Today, the Columbus Commemorative Gold Five-Dollar Coin remembers the diary entries of October 11, 1492, when the sailors found objects in the ocean indicating land was near.
Included in The Discoveries of Prince Henry the Navigator, and Their Results; Being the Narrative of the Discovery by Sea, Within One Century, of More Than Half the World, by Richard Henry Major, F.S.A. Keeper of the Department of Maps and Charts in the British Museum, Hon. Sec. of the Royal Geographical Society, published in 1877:
The interval till 1492 was spent in a succession of appeals to the Spanish court, and in contending against all the vexatious variety of obstacles that ignorance, envy, or a pusillanimous economy could suggest.
At length, having overcome all obstacles, Columbus set sail with a fleet of three ships on the 3rd of August, 1492, on his unprecedented and perilous voyage.
The ordinary difficulties which might be expected to occur in so novel and precarious an adventure were seriously aggravated by the alarming discovery of the variation of the needle, as well as by the mutinous behavior of his crew; and his life was upon the point of being sacrificed to their impatience, when the fortunate appearance of land, on the morning of the 12th October, converted their indignation into compunction, and their despondency into unbounded joy.
The following is an extract from the Diary of Columbus, describing the event: —
Thursday, October 11th  Sailed W.S.W. Had much sea [more than they had had in the whole voyage]. Saw some pardelas and a green rush close to the ship.
The sailors of the caravel Pinta saw a reed and a stick, and they picked up another small bit of wood, carved apparently with an iron tool, also a piece of cane, some other fragments of land vegetation and a small board.
The sailors of the caravel Nina also saw some signs of land, and a small piece of wood covered with dog-roses.
At these indications they drew in their breath and were all full of gladness.
That day they made twenty-six leagues before sunset. After sunset, sailed the original course to the westward, made twelve miles an hour, and by two o’clock after midnight they had made ninety miles, i. e. twenty-two leagues and a half; and as the caravel Pinta was the best sailor and was in advance of the admiral, she found the land and made the signals that the admiral had commanded.
The land was first seen by a sailor named Rodrigo de Triana; for at ten o’clock at night, the admiral while standing on the quarter-deck saw a light, although it was so indistinct that he would not say with certainty that it was land; but he called to Pero Gutierrez, the king’s groom of the chambers, and told him there was a light in sight, and desired him to look out, and so he did, and saw it.

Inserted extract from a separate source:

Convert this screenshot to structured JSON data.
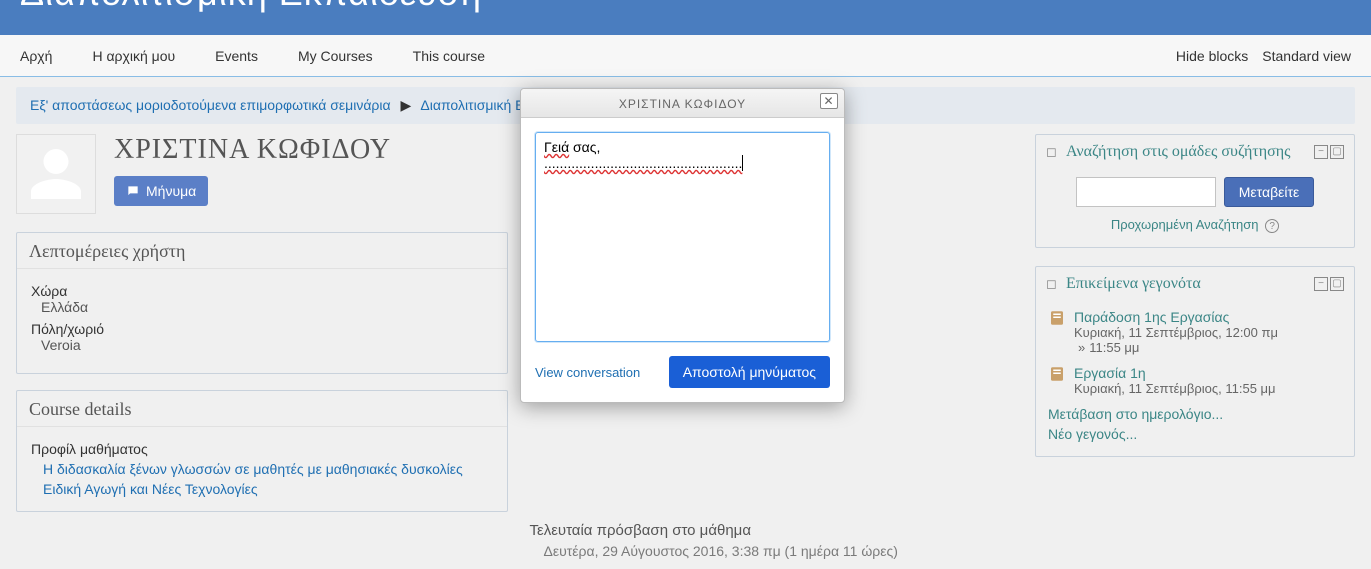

He also spoke of it to Rodrigo Sanchez of Segovia who had been sent out as supervisor by the king and queen; but he not being in a good position for seeing, saw nothing.
After the admiral had mentioned it, it was observed once or twice.
It was like a small wax candle, which was lifted up from time to time, which few would take to be a sign of land, but the admiral held it for certain that land was close by.
After the Salve, which all the sailors were in the habit of saying and singing in their own fashion, while they were all assembled, the admiral begged and admonished them to keep a good look-out for land from the bows, and promised an immediate present of a silk doublet to him who should first call out that he saw land, besides the reward that had been promised by the sovereigns; viz. an annuity of ten thousand maravedis to him who first saw land.
At two o’clock after midnight the land appeared at two leagues’ distance.
They struck all sail except the storm square-sail, without topsails; and they lay to until Friday the 12th of October, when they reached a small island of the Lucayos [the Bahamas] which was called in the Indian language Guanahani.
Presently the people came towards us. They were quite naked. The admiral went on shore in an armed barge and took possession of the island for the king and queen.
Columbus named this island San Salvador, in honor of the Savior.
For centuries it was supposed to be identical with Cat Island, but it has been recently proved to be Watling’s Island, to the south-east of Cat Island.
In this first voyage the discovery was made of the islands of St. Salvador, Santa Maria de la Concepcion, Exuma, Isabella, Cuba, Bohio, the Archipelago off the south coast of Cuba, called by Columbus the Jardin del Rey, or King’s Garden, the islands of St. Catherine and Hispaniola.
On this latter Columbus erected the fortress of La Navidad, and established a colony.
He set sail on his return voyage on the 16th January, 1493, and, after suffering severely from a storm and a wearisome struggle with the trade-winds, arrived on the 15th of March at the little port of Palos, from whence he had sailed on the 3rd of August in the preceding year.
His reception in Spain was such as the grandeur and dignity of his unrivalled achievement deserved, and his entrance into Barcelona was scarcely inferior to a Roman triumph.
The Columbus Commemorative Gold Five-Dollar Coin shows with an image of him looking for land in the night.